* [Your task]
Filter the records, keeping every line that has the string "Waiting".

* [Supplied data]
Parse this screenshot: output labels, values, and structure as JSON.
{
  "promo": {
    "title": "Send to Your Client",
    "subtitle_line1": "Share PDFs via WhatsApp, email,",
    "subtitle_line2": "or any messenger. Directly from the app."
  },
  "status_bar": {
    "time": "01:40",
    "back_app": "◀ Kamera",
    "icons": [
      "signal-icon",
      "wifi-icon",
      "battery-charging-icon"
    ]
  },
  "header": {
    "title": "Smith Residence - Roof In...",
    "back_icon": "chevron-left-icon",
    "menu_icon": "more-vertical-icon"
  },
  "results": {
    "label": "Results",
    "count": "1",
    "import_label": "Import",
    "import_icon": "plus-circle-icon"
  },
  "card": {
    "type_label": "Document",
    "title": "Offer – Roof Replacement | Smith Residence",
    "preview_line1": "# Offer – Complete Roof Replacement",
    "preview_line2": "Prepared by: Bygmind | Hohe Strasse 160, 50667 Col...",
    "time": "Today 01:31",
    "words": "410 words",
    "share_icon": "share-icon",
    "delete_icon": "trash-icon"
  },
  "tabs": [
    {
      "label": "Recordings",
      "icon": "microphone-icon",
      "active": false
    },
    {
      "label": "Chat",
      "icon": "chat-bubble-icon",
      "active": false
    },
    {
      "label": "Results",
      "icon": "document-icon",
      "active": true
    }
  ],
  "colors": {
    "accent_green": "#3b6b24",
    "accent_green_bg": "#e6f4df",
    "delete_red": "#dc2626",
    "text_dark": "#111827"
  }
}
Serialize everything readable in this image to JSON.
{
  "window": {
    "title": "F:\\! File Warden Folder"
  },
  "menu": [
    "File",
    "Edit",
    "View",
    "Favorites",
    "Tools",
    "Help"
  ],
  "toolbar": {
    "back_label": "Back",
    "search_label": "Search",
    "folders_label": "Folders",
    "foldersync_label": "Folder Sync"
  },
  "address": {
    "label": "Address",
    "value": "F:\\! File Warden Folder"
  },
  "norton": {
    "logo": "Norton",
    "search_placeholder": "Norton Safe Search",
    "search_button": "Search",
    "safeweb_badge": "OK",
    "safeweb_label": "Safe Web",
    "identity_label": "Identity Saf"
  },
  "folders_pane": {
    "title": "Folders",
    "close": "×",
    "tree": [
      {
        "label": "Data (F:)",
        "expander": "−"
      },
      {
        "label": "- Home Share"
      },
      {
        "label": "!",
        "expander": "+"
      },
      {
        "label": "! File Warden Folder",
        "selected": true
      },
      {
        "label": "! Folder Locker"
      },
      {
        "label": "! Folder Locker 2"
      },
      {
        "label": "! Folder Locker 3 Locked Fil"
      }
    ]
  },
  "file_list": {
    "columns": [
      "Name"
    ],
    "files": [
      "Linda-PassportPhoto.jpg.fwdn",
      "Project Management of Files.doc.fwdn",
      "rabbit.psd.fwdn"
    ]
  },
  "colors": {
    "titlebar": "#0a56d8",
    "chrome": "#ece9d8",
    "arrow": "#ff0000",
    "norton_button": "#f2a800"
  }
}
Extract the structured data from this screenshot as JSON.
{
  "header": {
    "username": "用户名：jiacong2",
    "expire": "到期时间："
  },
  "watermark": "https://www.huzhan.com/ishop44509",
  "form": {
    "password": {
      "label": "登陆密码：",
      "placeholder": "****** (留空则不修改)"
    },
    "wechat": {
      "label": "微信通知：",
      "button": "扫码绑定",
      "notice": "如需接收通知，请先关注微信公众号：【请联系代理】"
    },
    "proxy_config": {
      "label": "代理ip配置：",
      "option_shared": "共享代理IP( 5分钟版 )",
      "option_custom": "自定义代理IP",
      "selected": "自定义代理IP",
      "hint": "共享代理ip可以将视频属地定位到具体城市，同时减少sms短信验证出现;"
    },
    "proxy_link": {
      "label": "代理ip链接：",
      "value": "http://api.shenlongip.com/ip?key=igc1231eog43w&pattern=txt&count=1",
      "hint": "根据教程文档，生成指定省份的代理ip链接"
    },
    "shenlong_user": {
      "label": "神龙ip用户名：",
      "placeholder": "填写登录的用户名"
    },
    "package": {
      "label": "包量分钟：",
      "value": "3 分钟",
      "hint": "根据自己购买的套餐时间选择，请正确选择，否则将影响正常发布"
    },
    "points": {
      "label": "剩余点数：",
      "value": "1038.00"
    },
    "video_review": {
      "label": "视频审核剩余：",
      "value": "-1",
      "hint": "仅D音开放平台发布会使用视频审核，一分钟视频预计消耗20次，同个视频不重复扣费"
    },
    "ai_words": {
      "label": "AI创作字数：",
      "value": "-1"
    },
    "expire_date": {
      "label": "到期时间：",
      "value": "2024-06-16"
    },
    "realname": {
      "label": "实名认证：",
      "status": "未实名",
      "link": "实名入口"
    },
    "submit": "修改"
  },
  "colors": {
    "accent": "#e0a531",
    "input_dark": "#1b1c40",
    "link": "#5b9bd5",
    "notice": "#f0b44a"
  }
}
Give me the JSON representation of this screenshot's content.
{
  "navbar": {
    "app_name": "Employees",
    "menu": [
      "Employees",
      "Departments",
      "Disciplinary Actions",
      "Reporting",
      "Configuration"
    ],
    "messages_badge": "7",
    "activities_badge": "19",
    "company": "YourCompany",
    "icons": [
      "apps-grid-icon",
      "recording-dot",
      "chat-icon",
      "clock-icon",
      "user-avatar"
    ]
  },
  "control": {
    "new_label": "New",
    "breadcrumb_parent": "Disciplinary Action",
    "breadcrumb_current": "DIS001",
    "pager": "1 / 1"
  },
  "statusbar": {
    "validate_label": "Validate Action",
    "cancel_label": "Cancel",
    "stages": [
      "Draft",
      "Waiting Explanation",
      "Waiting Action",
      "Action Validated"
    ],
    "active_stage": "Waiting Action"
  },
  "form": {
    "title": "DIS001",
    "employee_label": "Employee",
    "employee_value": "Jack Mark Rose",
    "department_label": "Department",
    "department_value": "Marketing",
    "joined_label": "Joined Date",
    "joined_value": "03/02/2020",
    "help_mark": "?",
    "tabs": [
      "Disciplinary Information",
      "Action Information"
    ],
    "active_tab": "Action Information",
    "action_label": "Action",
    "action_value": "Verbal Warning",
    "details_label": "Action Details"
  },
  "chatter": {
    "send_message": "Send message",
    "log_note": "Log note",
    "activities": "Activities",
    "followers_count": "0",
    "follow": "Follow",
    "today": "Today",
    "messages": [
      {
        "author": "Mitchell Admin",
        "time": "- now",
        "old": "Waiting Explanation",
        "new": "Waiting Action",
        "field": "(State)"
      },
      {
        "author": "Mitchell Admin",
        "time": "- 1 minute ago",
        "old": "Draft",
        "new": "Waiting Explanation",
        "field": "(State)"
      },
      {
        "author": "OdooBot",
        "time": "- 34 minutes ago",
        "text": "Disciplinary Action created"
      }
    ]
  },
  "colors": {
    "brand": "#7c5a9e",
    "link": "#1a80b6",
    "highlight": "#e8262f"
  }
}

* [Answer space]
      "Waiting Explanation",
      "Waiting Action",
    "active_stage": "Waiting Action"
        "old": "Waiting Explanation",
        "new": "Waiting Action",
        "new": "Waiting Explanation",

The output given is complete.